Fifteen years ago, I would have confidently declared myself an extrovert. I talked a lot, enough that I received feedback that people sometimes had trouble getting a word in edgewise. Fortunately they found my subject matter interesting and my passionate discourse endearing. Plus, my gender read clearly as “cute geek girl,” so people mostly found me charming. I talked about whatever crossed my mind and whatever lit up my heart. I happily externally processed my feelings with just about anyone, and had enough naiveté to believe that this behavior would not lead me astray. To be my friend meant knowing everything going on in my brain. I knew tons of people and was always willing to make a new friend.
Now when I look back on that girl she seems very far away. Adulthood — and certainly parenthood — has changed me significantly. I think the changes have mostly been for the better: I have more patience; I can sustain open and focused attention; I listen better; I have better systems of organization and ways to address practical matters. I developed these strengths through the crucible of practice, maturity, and parenthood.
Some traits that have come to the fore would seem alien to my younger self: I share much less about my life; I get easily overstimulated; and I feel unwilling to deal with folks whose drama-laden lives bring stress into my life. I’m quieter, more serious, more reserved, and less forgiving. I still know tons of people. However, it’s my close friends that get the intimate details of my life, and I can count those people on both hands. I can’t say whether these things are strengths or not.
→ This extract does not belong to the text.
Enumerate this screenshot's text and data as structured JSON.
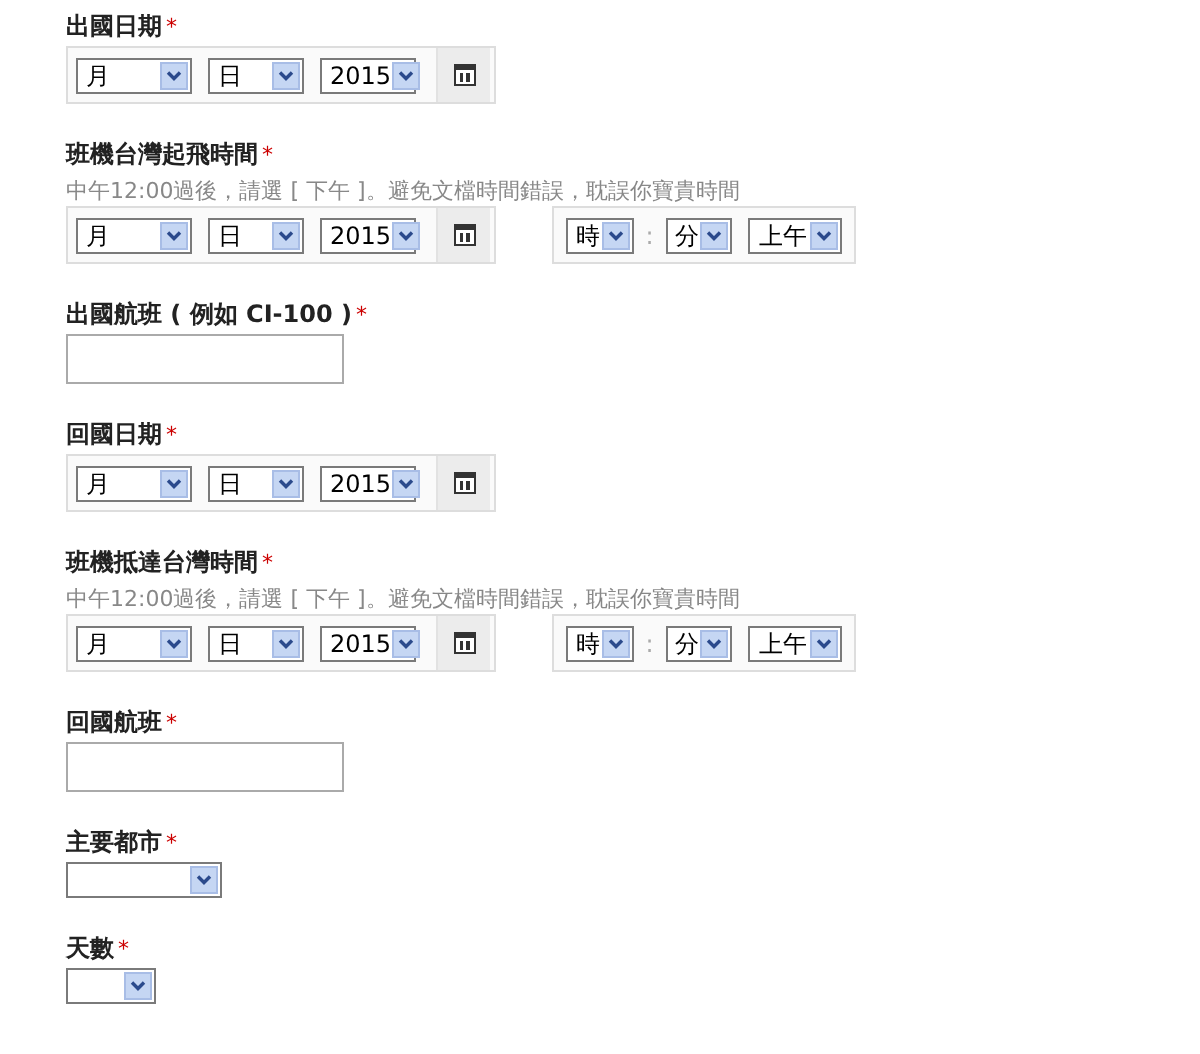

I know and love more than a few introverts — including my husband and (probably) my daughter — so any discomfort I have with the idea that I might be one comes solely because I never thought of myself as one, not because I think there’s anything wrong with introversion. I’m actually rather fascinated that I could change so much. As a younger person, I came up fairly consistently as an ENTP on the Meyers-Briggs test. Now I’m an INFP or occasionally INFJ, depending on my mood. I don’t think this is solely because of the pressures of motherhood.
So this article about introverted mama Molly that turned up recently on Patheos’ Pagan Families site really resonated with me. I love that she calls herself an “ambivert.” I think that I’m one, too, because I definitely vacillate between craving social interaction and alone time. It’s common to define introversion and extroversion based on whether social contact energizes you or not. Some introverts I know dread socialization, and some extroverts can’t live without it. For me it’s not so clear. Like Molly, I love going out to see people, but afterwards I need recharge time. And since I’m also an HSP, sometimes the effort required to psych myself up for a large social gathering is too great. The exhaustion of parenthood also plays a significant role: nothing seems possible when I’m at my most tired.
I like that Molly recognizes that being surrounded by children (and I only have the one) can be draining. I love my daughter deeply, and yet some days being “on” all day uses all my reserves. I live with two very intense people (my daughter and my husband are a lot alike), and I definitely have moments where I want to R-U-N-N-O-F-T.
It turns out that I need time to be alone, in a place where I’m not tempted to fill the time doing chores or faffing about on the Internet. I most often find this in the car. I relish running errands alone. I am able to think while my hands and monkey mind are comfortably occupied with driving. I can listen to new music (something I find too stimulating if my kid is also playing loudly in the area). I can relax.
All of this means that I really want to read Susan Cain‘s book now.